Conservatorships in Tennessee
In certain situations establishing conservatorships in Tennessee is the best way to protect vulnerable loved ones. In Tennessee a conservatorship is a court proceeding in which a judge removes decision-making powers and duties from a person with disabilities (called a “ward”) who is age 18 or older and lacks capacity to make decisions in one or more important areas of life.
The judge transfers the decision-making powers and duties to a person, persons or entity (called a “conservator”) who exercises these powers and duties on behalf of the ward.
The ward’s decision-making powers and duties may be removed in whole or in part. This can affect the ward’s right to make financial, health and other personal decisions. When conservatorships in Tennessee are needed, the remedy imposed by the judge must be the least restrictive alternative available to adequately protect the ward and the ward’s property. A conservator is required to make decisions in the best interest of the ward and as ordered by the judge.

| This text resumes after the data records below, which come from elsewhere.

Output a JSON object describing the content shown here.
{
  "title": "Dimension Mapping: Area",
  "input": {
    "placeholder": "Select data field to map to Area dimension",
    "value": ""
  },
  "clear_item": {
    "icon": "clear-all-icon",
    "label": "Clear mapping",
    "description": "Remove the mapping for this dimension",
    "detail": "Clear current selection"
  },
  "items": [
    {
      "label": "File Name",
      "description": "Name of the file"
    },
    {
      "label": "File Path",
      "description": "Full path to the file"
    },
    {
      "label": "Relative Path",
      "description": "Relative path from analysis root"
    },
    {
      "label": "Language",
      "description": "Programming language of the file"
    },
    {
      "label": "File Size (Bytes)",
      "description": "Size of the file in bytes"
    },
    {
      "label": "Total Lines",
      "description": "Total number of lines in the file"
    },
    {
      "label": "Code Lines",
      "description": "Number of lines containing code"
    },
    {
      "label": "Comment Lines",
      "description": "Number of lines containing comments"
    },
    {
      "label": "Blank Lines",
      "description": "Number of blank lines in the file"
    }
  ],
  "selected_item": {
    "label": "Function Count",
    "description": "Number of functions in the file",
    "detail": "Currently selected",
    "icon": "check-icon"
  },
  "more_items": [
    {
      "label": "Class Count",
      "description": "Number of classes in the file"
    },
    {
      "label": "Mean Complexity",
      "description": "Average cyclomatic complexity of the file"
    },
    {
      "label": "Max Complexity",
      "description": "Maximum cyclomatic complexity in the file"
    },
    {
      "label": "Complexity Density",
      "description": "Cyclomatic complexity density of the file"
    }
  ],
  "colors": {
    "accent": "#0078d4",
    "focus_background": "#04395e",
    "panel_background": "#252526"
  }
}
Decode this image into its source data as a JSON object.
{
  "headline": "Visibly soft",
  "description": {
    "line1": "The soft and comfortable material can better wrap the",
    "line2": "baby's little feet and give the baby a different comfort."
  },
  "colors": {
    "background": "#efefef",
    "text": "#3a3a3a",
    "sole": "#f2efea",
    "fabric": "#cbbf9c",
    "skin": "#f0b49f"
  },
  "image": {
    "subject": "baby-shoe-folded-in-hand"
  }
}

The conservator is accountable to the judge for his or her decisions and actions in handling matters for the ward. Unless otherwise ordered by the judge, the conservator must report to the judge annually concerning the status of the ward and the financial activity of the conservatorship. The conservator can also be required to obtain approval of the judge before carrying out certain major decisions such as relocating the ward, selling real estate, and changing the way the ward’s assets are invested or spent.
Each and every family’s situation is unique and should be examined individually to determine whether a conservatorship proceeding is necessary or if any alternative methods may first be utilized and, if so, whether the use of such alternatives is the best approach in dealing with a disabled person.
Andra Hedrick is an attorney with GSRM. She routinely assists individuals and families throughout the entire state of Tennessee in setting up conservatorships for their loved ones. Andra regularly appears in probate court in contested and uncontested cases involving conservatorships, estates and trusts.